◆ TASK REQUIREMENTS
Using the listing below, show all lines that hold the word "placeholder".

◆ RECORD EXTRACTS
-.-.-

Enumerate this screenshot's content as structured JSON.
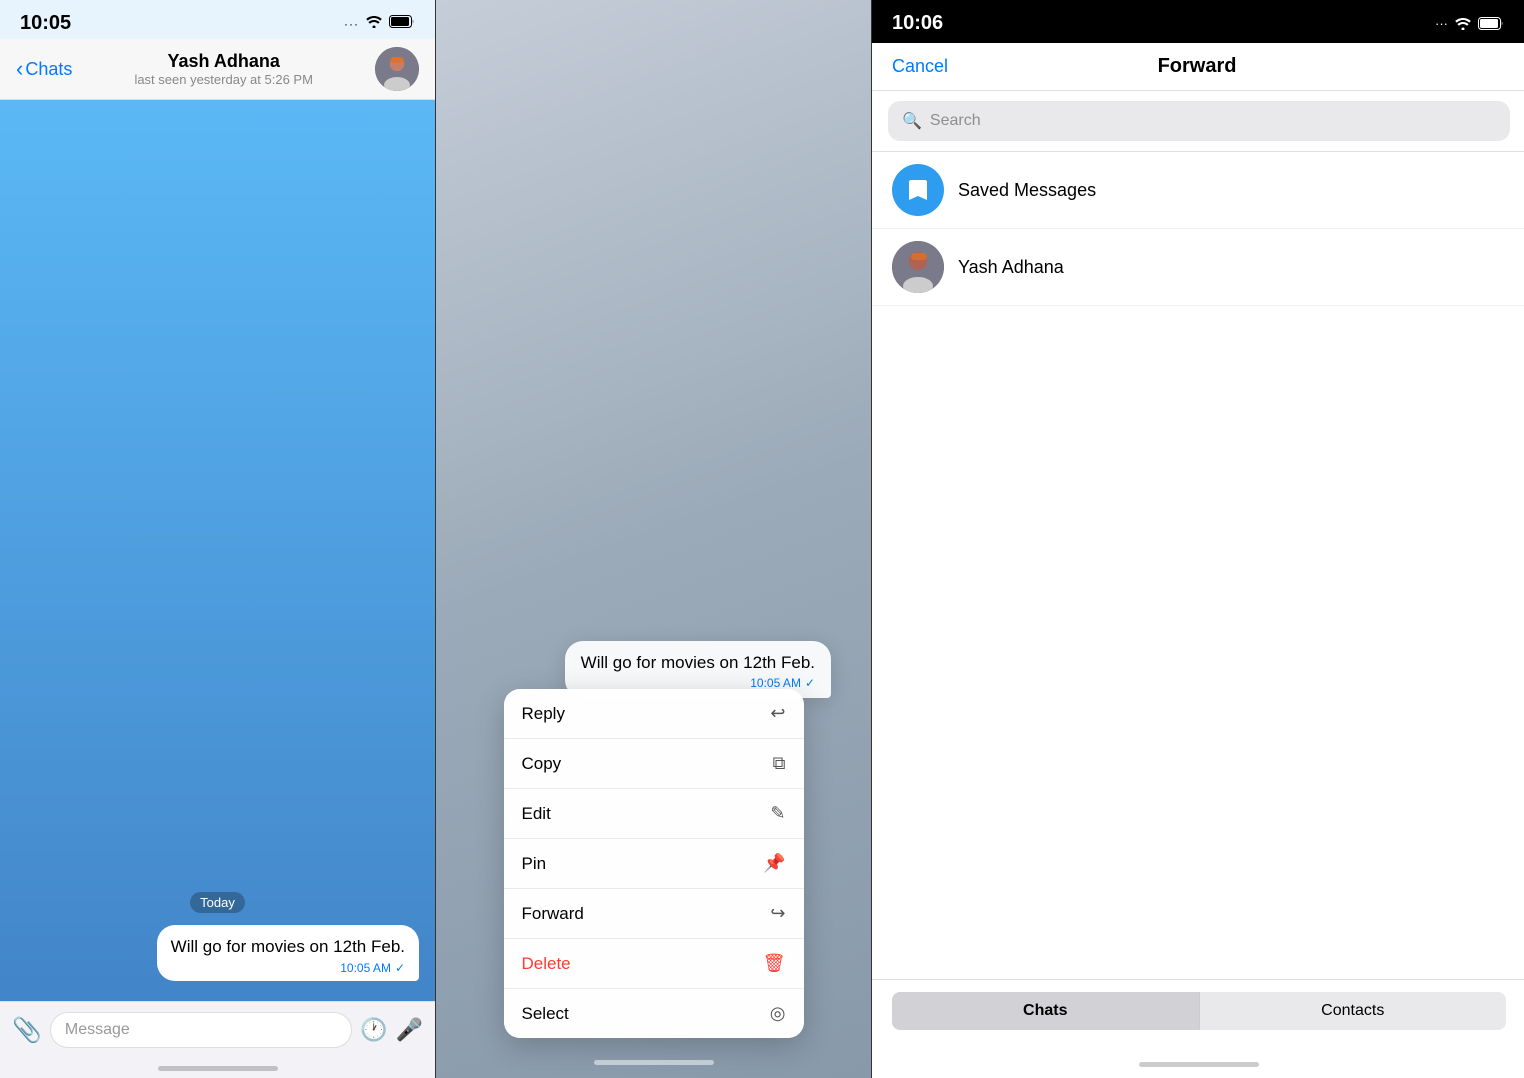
{
  "panel1": {
    "statusBar": {
      "time": "10:05",
      "icons": [
        "···",
        "WiFi",
        "Battery"
      ]
    },
    "header": {
      "backLabel": "Chats",
      "contactName": "Yash Adhana",
      "contactStatus": "last seen yesterday at 5:26 PM"
    },
    "messages": [
      {
        "dateLabel": "Today",
        "text": "Will go for movies on 12th Feb.",
        "time": "10:05 AM",
        "check": "✓"
      }
    ],
    "inputBar": {
      "placeholder": "Message"
    }
  },
  "panel2": {
    "bubble": {
      "text": "Will go for movies on 12th Feb.",
      "time": "10:05 AM",
      "check": "✓"
    },
    "contextMenu": {
      "items": [
        {
          "label": "Reply",
          "icon": "↩",
          "isDelete": false
        },
        {
          "label": "Copy",
          "icon": "⧉",
          "isDelete": false
        },
        {
          "label": "Edit",
          "icon": "✎",
          "isDelete": false
        },
        {
          "label": "Pin",
          "icon": "📌",
          "isDelete": false
        },
        {
          "label": "Forward",
          "icon": "↪",
          "isDelete": false
        },
        {
          "label": "Delete",
          "icon": "🗑",
          "isDelete": true
        },
        {
          "label": "Select",
          "icon": "◎",
          "isDelete": false
        }
      ]
    }
  },
  "panel3": {
    "statusBar": {
      "time": "10:06",
      "icons": [
        "···",
        "WiFi",
        "Battery"
      ]
    },
    "header": {
      "cancelLabel": "Cancel",
      "title": "Forward"
    },
    "search": {
      "placeholder": "Search"
    },
    "contacts": [
      {
        "name": "Saved Messages",
        "type": "saved",
        "icon": "🔖"
      },
      {
        "name": "Yash Adhana",
        "type": "user",
        "icon": "👤"
      }
    ],
    "bottomTabs": [
      {
        "label": "Chats",
        "active": true
      },
      {
        "label": "Contacts",
        "active": false
      }
    ]
  }
}
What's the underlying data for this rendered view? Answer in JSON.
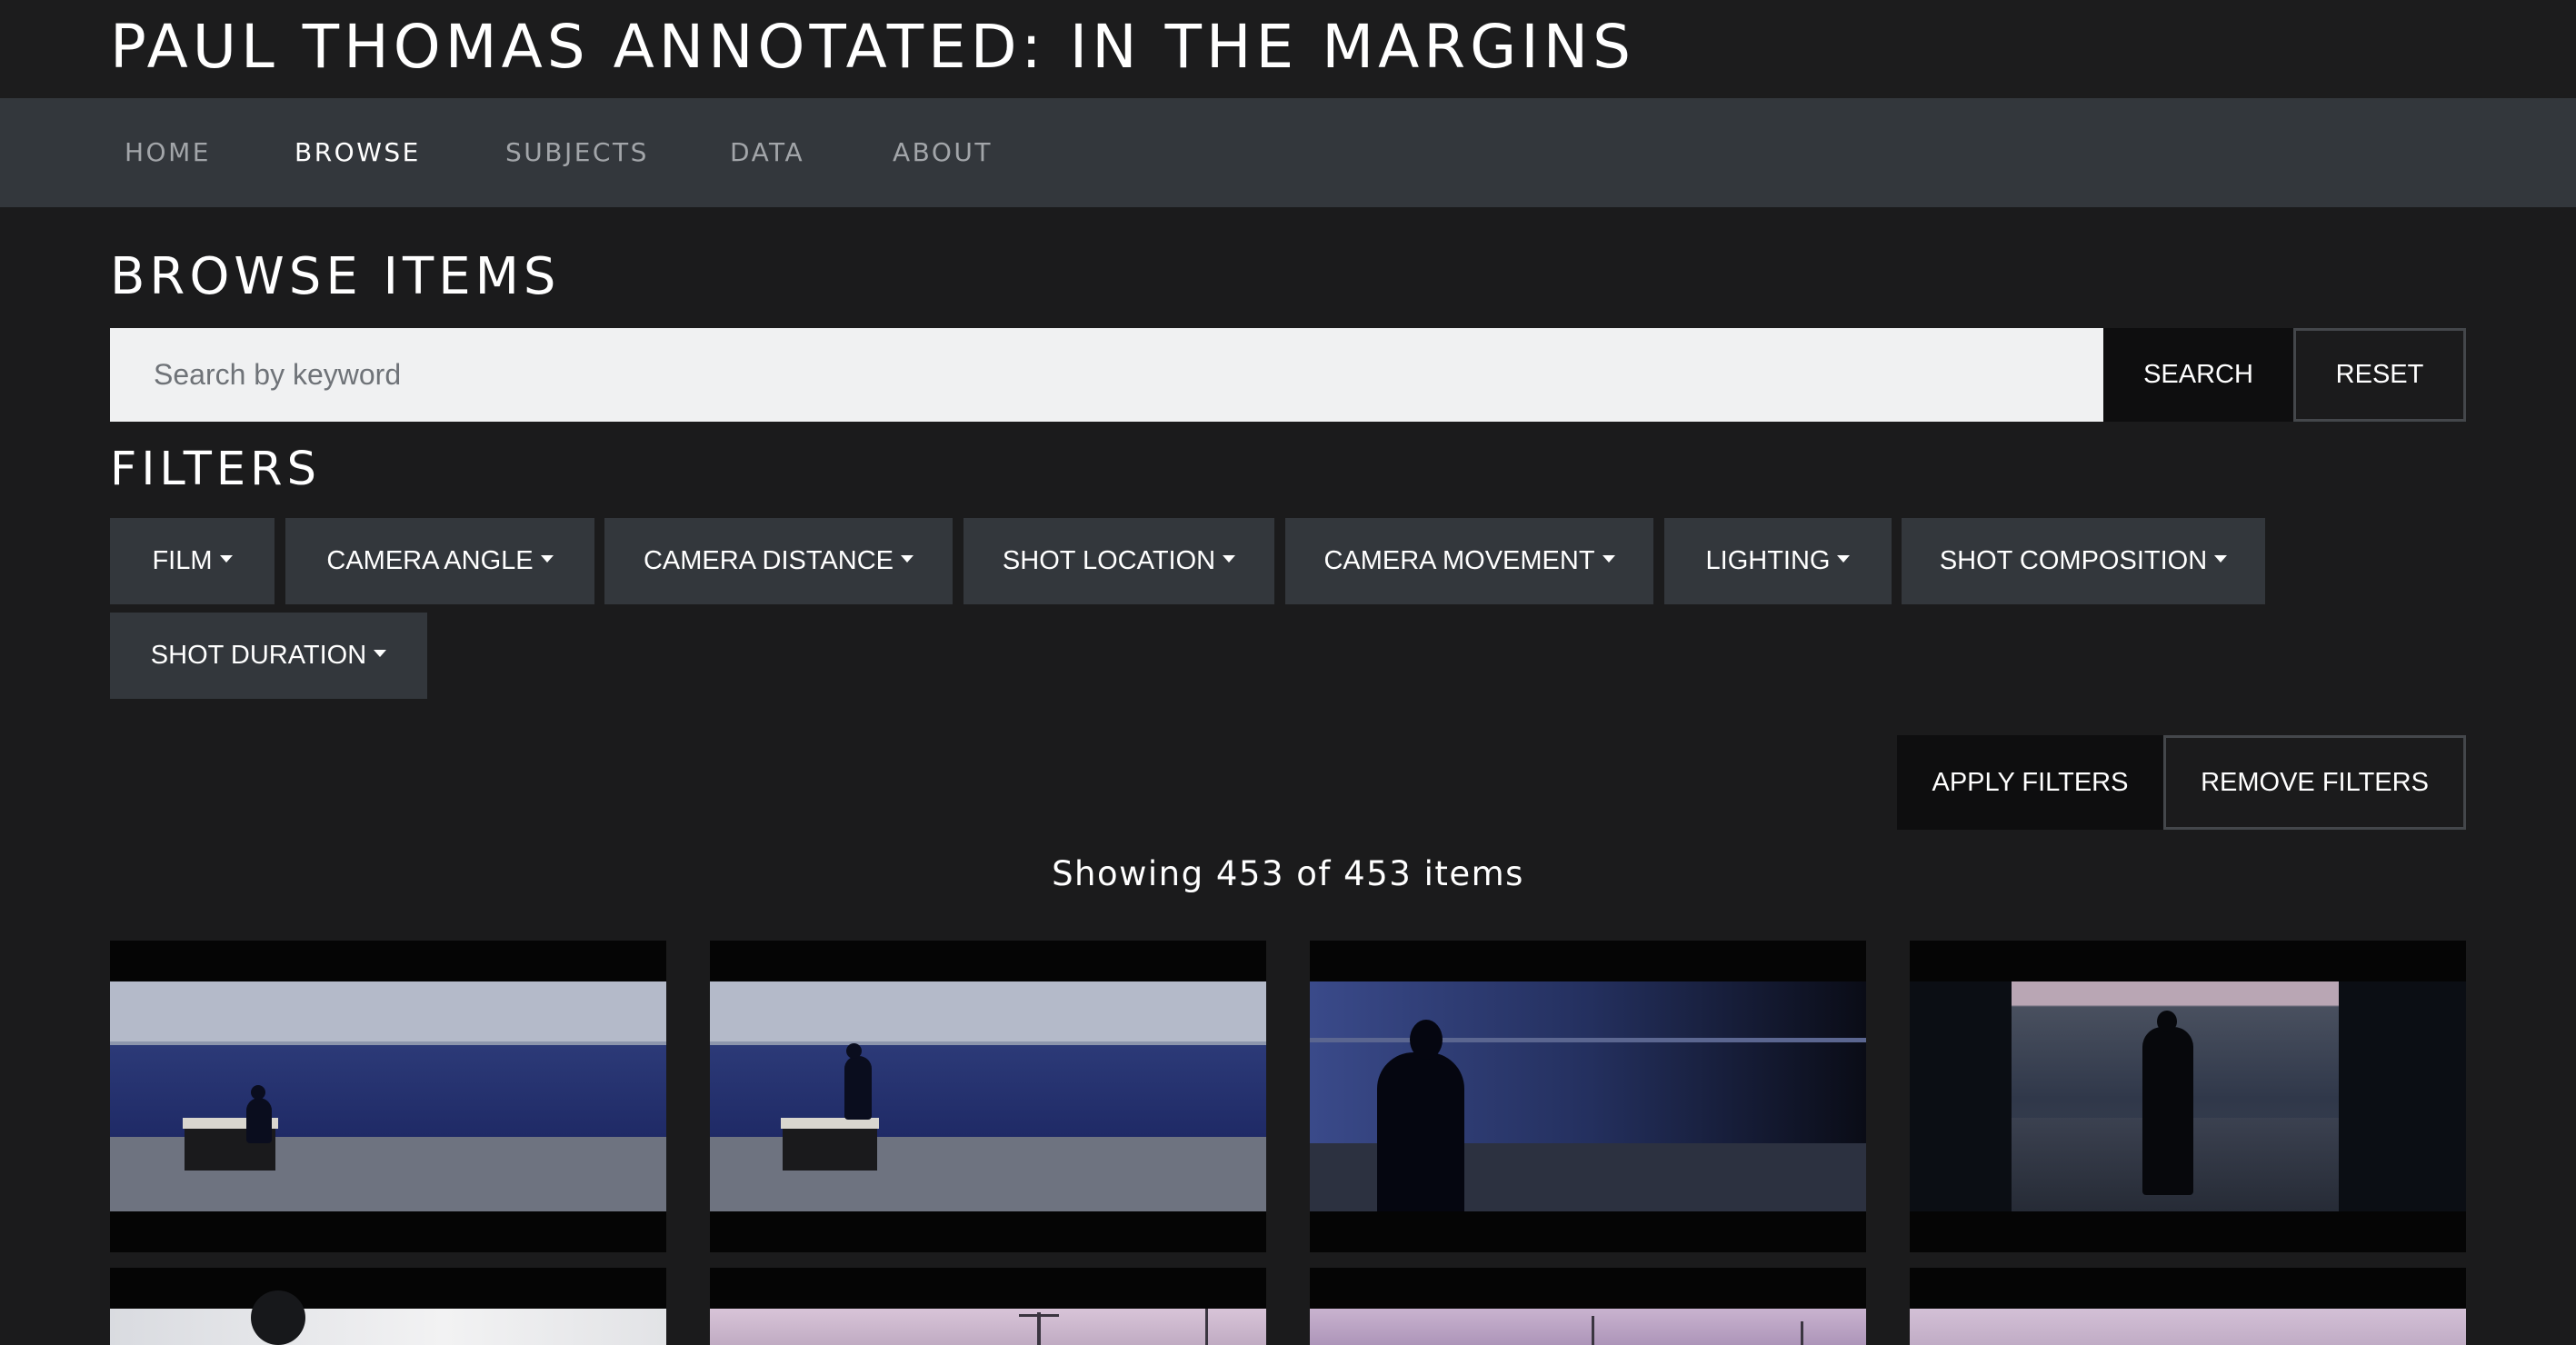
{
  "site": {
    "title": "PAUL THOMAS ANNOTATED: IN THE MARGINS"
  },
  "nav": {
    "items": [
      {
        "label": "HOME",
        "active": false
      },
      {
        "label": "BROWSE",
        "active": true
      },
      {
        "label": "SUBJECTS",
        "active": false
      },
      {
        "label": "DATA",
        "active": false
      },
      {
        "label": "ABOUT",
        "active": false
      }
    ]
  },
  "browse": {
    "heading": "BROWSE ITEMS",
    "search": {
      "placeholder": "Search by keyword",
      "value": "",
      "search_label": "SEARCH",
      "reset_label": "RESET"
    }
  },
  "filters": {
    "heading": "FILTERS",
    "dropdowns": [
      {
        "label": "FILM"
      },
      {
        "label": "CAMERA ANGLE"
      },
      {
        "label": "CAMERA DISTANCE"
      },
      {
        "label": "SHOT LOCATION"
      },
      {
        "label": "CAMERA MOVEMENT"
      },
      {
        "label": "LIGHTING"
      },
      {
        "label": "SHOT COMPOSITION"
      },
      {
        "label": "SHOT DURATION"
      }
    ],
    "apply_label": "APPLY FILTERS",
    "remove_label": "REMOVE FILTERS"
  },
  "results": {
    "count_text": "Showing 453 of 453 items"
  },
  "colors": {
    "page_background": "#1b1b1c",
    "navbar_background": "#33373c",
    "filter_button_background": "#33373c",
    "dark_button_background": "#0e0e0f",
    "search_background": "#f0f1f2"
  }
}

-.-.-

◆ TASK SOLUTION
      "placeholder": "Message"
      "placeholder": "Search"
      "placeholder": "Search by keyword",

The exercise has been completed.